Burnout might have only just reached official status as a medical diagnosis by World Health Organization (WHO), but it’s something that mental health professionals like myself have long recognised as a serious health threat – both at an individual level, but also on a much wider scale too.
Burnout is much more than ‘work stress’. Burnout happens when high levels of stress become chronic, and are left unchecked. In other words, it doesn’t just happen overnight. By the time someone has reached the latter stages of burnout, they have usually bulldozed their way through a lot of warning signs in order to get there. The good news is that if we can heighten awareness and educate people about these signs, burnout is very much preventable.
What are the signs of burnout?
Changes in sleeping patterns should be seen as a major red flag. This might involve difficulties falling asleep – what many of us would recognise as ‘classic’ insomnia – but it can also manifest as mini-awakenings throughout the night or waking up very early and struggling to get back to sleep again.
An inability to set proper boundaries between work and home life should also be a warning. This tends to lead to a preoccupation with work, so a lot of ruminating or stressing over work at home or on the commute to/from work, or perhaps even getting a bad case of the ‘Sunday blues’.
Changes in mood also indicate that someone is struggling to cope.
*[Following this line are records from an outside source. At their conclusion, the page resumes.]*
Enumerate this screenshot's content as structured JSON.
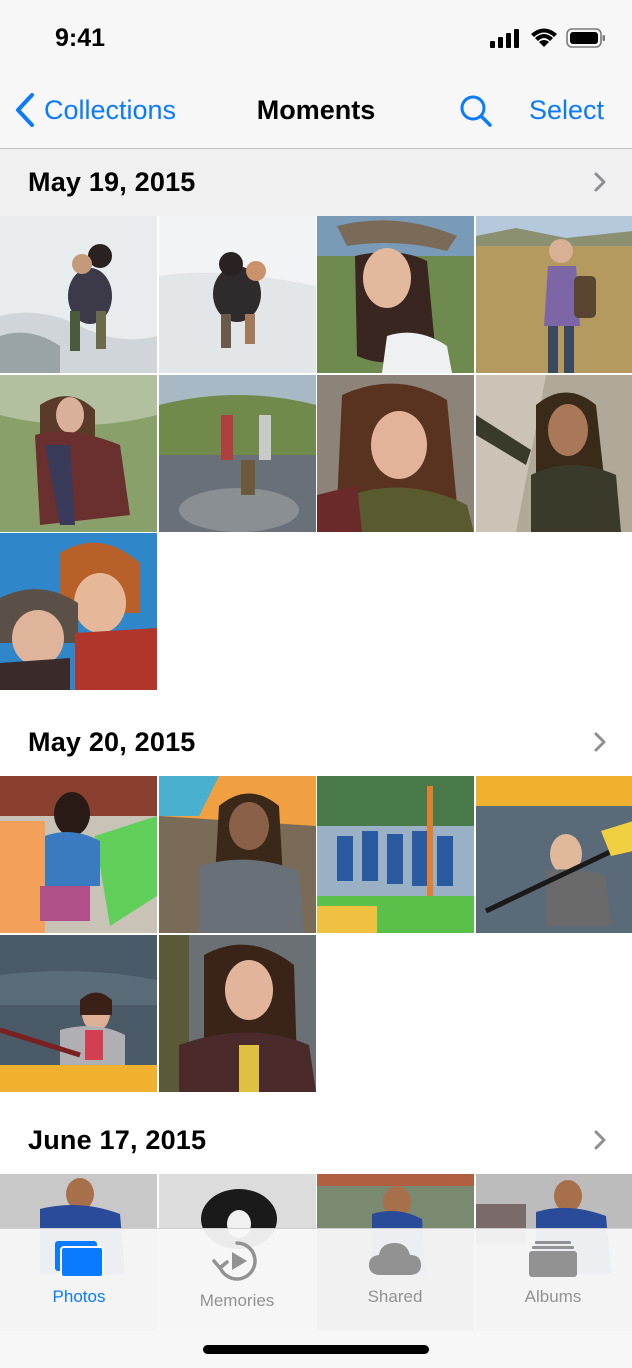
{
  "status_bar": {
    "time": "9:41",
    "icons": [
      "cellular-signal-icon",
      "wifi-icon",
      "battery-icon"
    ]
  },
  "nav_bar": {
    "back_label": "Collections",
    "title": "Moments",
    "search_icon": "search-icon",
    "select_label": "Select"
  },
  "sections": [
    {
      "date": "May 19, 2015",
      "photo_count": 9,
      "photos": [
        "beach-couple-piggyback",
        "beach-couple-piggyback-2",
        "woman-in-hat-smiling",
        "woman-with-backpack-field",
        "woman-walking-grass",
        "group-on-rocks",
        "woman-portrait",
        "man-with-dreadlocks",
        "couple-selfie"
      ]
    },
    {
      "date": "May 20, 2015",
      "photo_count": 6,
      "photos": [
        "woman-with-kayak",
        "man-with-dreadlocks-kayaks",
        "group-with-paddles",
        "man-kayaking",
        "woman-kayaking",
        "woman-smiling-dock"
      ]
    },
    {
      "date": "June 17, 2015",
      "photo_count": 4,
      "photos": [
        "boy-outdoors",
        "dog",
        "boy-garden",
        "boy-with-friends"
      ]
    }
  ],
  "tab_bar": {
    "tabs": [
      {
        "label": "Photos",
        "icon": "photos-icon",
        "active": true
      },
      {
        "label": "Memories",
        "icon": "memories-icon",
        "active": false
      },
      {
        "label": "Shared",
        "icon": "cloud-icon",
        "active": false
      },
      {
        "label": "Albums",
        "icon": "albums-icon",
        "active": false
      }
    ]
  },
  "colors": {
    "accent": "#0a7aff",
    "inactive_tab": "#929292"
  }
}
You might notice that you have a shorter fuse or you’re becoming increasingly irritable with those closest to you. You might find that you’re drinking more, eating more (or less) or perhaps without even noticing it, you’ve gradually stopped doing the things that once brought you a lot of enjoyment.
Burnout is usually the result of an imbalance of what we are giving out to the world and what we are taking back for ourselves. Someone who is putting all of their energy into their work is investing too heavily in just one aspect of what it means to have a full, rounded life. When we lose this balance, over time, our psychological and physical resources will simply burn out.
What steps can we take to prevent burnout?
Starting your day with a five-minute mindfulness exercise can be really beneficial because it gives you the space to check-in with how you’re feeling. We all have good and bad days, and beginning your day with a short mindfulness meditation allows you to tap into what kind of emotional state you’re in, so you can frame your day around that. It’s also really important to balance activities that you ‘have’ to do with activities you do simply for enjoyment, so that means creating space in the day to do the things that nourish you. Maybe that’s as simple as reading a book during your lunch break or making the time for your favourite gym class, regardless of what comes up at work.
It’s important to stress that if you find that you’re doing all the right things but you’re still finding work overwhelming, it might be an indication of something deeper. The way we relate in work tends to be similar to the way we relate to our families. There might be deeper patterns at play which are being triggered by work and are worth exploring with a psychologist.
Moving beyond the individual, burnout is something we need to also be looking at on a much wider scale. Our always-on culture that promotes over-working as an ideal is fundamentally flawed. In order to be our most productive, we need the capacity to be present and give our full focus to what we’re doing. This simply isn’t possible when we’re over-stretched. When we give people the time and space to nourish themselves, their energy and mental capacity naturally increases. And when this happens, we also see higher levels of productivity. Work makes up a significant part of our lives, and we need to become better at understanding the emotional complexity of the work environment and start seeing people as individuals. When people are allowed the space to give their best, everyone benefits.
Dr Elena Touroni, a consultant psychologist and co-founder of The Chelsea Psychology Clinic